=== TASK DETAILS ===
Among the entries below, find each line holding "pozice" and return it.

=== RECORDS FOR THIS EXERCISE ===
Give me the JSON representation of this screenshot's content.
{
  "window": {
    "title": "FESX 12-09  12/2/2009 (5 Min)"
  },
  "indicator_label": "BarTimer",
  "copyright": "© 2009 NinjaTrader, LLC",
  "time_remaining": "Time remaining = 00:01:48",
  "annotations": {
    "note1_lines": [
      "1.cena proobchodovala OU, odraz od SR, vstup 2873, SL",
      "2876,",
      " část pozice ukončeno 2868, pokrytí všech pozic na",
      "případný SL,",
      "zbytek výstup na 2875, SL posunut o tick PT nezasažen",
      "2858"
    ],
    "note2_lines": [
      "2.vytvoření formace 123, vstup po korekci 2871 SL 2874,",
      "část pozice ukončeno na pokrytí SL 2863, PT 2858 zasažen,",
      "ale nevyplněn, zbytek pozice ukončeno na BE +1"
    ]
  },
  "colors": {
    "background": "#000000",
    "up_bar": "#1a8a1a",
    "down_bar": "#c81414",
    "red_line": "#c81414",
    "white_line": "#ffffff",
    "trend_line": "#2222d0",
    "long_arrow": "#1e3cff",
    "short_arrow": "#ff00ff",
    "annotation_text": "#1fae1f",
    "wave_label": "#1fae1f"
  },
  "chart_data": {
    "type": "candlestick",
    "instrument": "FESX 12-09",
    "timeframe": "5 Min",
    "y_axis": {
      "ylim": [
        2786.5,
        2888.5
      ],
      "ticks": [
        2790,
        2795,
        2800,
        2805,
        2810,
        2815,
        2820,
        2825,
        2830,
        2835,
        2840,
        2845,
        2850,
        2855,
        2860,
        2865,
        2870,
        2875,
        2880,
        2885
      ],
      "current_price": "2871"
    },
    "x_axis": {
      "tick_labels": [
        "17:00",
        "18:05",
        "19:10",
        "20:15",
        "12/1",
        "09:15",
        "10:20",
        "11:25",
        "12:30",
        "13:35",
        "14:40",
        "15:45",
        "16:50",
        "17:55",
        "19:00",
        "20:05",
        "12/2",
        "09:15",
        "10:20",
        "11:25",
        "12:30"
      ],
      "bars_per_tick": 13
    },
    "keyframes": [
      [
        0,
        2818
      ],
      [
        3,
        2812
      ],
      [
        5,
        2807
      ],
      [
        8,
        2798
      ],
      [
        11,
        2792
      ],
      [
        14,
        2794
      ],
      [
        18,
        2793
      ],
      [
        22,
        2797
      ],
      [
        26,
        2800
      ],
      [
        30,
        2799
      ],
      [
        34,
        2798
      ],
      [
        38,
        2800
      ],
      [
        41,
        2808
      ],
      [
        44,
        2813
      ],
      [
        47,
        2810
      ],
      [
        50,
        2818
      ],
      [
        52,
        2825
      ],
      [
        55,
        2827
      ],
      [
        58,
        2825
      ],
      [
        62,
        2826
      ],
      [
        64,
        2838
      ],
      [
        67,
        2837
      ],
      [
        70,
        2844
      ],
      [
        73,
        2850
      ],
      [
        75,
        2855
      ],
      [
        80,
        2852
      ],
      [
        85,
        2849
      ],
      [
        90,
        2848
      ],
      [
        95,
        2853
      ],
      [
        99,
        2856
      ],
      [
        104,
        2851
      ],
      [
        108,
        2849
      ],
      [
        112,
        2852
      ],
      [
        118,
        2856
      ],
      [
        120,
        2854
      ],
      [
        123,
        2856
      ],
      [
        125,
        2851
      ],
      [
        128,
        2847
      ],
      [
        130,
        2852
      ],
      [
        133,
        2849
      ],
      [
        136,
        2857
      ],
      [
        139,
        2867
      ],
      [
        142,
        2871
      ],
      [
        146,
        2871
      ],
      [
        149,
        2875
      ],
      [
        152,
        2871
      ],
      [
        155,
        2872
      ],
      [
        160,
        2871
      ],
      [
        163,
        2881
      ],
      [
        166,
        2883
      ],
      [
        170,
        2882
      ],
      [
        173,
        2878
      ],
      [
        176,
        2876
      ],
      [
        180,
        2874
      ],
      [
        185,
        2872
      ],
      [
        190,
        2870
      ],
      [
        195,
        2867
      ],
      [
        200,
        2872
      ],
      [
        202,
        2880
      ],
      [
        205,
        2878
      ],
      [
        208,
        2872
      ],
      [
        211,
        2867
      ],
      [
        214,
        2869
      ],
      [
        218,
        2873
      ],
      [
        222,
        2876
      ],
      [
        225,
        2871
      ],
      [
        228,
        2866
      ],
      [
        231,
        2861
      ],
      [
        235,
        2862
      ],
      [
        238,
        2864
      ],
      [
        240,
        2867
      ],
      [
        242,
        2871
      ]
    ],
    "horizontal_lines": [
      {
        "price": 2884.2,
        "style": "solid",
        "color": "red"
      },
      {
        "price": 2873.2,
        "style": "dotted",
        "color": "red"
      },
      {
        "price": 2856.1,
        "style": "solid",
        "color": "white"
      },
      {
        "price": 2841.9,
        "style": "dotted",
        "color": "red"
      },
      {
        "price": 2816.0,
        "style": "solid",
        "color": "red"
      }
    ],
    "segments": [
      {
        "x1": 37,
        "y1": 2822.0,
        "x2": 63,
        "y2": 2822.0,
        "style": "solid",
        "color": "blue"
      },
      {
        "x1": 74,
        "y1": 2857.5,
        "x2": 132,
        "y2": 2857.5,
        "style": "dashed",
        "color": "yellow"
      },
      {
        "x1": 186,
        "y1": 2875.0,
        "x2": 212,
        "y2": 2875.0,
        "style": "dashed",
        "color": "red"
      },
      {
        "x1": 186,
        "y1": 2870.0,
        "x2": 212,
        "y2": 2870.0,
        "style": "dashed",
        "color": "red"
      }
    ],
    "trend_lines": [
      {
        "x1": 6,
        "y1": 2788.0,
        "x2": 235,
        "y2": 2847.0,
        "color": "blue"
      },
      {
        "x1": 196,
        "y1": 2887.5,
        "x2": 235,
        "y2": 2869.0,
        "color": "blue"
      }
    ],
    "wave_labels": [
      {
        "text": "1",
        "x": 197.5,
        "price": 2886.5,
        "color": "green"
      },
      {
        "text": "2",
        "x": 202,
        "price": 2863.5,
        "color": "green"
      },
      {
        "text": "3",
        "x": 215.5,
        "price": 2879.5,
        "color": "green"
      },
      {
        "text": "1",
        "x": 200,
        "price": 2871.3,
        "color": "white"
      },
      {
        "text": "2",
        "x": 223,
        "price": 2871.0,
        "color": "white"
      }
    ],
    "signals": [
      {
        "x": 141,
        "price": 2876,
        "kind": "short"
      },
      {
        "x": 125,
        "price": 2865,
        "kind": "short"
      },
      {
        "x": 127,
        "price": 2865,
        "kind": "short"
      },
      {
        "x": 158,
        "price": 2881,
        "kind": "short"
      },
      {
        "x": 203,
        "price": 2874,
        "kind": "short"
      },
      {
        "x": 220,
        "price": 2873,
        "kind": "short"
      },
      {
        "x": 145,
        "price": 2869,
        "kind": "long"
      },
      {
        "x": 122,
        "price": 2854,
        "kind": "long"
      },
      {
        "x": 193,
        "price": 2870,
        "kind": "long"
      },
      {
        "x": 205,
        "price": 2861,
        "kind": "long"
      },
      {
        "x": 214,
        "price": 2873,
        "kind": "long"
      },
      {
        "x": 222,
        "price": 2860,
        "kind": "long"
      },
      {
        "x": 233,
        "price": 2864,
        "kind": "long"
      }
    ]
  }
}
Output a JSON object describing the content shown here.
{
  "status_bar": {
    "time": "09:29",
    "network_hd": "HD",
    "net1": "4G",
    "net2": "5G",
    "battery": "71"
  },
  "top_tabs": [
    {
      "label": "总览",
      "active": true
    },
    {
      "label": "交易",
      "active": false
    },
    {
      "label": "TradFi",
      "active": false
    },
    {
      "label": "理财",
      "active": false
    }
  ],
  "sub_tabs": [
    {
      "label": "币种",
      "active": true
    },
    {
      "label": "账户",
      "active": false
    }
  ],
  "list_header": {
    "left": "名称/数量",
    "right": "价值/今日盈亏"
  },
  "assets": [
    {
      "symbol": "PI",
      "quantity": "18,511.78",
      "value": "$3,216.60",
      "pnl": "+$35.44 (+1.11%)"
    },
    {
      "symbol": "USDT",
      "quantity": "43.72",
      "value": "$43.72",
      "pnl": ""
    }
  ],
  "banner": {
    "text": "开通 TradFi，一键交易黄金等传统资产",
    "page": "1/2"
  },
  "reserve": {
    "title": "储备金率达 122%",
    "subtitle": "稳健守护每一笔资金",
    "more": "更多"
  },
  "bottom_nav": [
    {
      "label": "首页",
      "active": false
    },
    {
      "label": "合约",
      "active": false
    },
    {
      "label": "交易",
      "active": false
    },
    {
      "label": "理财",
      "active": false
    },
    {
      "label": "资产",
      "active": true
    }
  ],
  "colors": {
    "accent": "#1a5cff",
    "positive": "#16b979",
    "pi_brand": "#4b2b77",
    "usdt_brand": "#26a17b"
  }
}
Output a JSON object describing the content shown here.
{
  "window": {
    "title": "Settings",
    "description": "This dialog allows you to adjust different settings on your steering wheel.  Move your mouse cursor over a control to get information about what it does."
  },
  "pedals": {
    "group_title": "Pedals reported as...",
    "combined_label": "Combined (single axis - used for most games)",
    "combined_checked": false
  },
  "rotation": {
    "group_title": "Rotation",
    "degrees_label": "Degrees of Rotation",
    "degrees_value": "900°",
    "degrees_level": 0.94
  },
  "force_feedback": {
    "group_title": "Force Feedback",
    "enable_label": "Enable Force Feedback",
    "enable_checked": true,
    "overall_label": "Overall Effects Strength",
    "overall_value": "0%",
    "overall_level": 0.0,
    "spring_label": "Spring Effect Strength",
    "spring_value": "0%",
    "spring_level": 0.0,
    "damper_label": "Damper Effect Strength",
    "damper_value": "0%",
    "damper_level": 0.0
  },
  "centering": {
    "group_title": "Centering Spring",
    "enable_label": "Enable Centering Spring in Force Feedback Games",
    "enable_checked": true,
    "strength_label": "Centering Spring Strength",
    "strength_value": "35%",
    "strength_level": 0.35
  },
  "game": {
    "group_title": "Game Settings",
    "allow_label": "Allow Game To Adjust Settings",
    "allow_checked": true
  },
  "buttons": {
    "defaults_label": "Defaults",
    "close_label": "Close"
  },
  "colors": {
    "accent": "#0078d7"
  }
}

=== SOLUTION ===
      " část pozice ukončeno 2868, pokrytí všech pozic na",
      "část pozice ukončeno na pokrytí SL 2863, PT 2858 zasažen,",
      "ale nevyplněn, zbytek pozice ukončeno na BE +1"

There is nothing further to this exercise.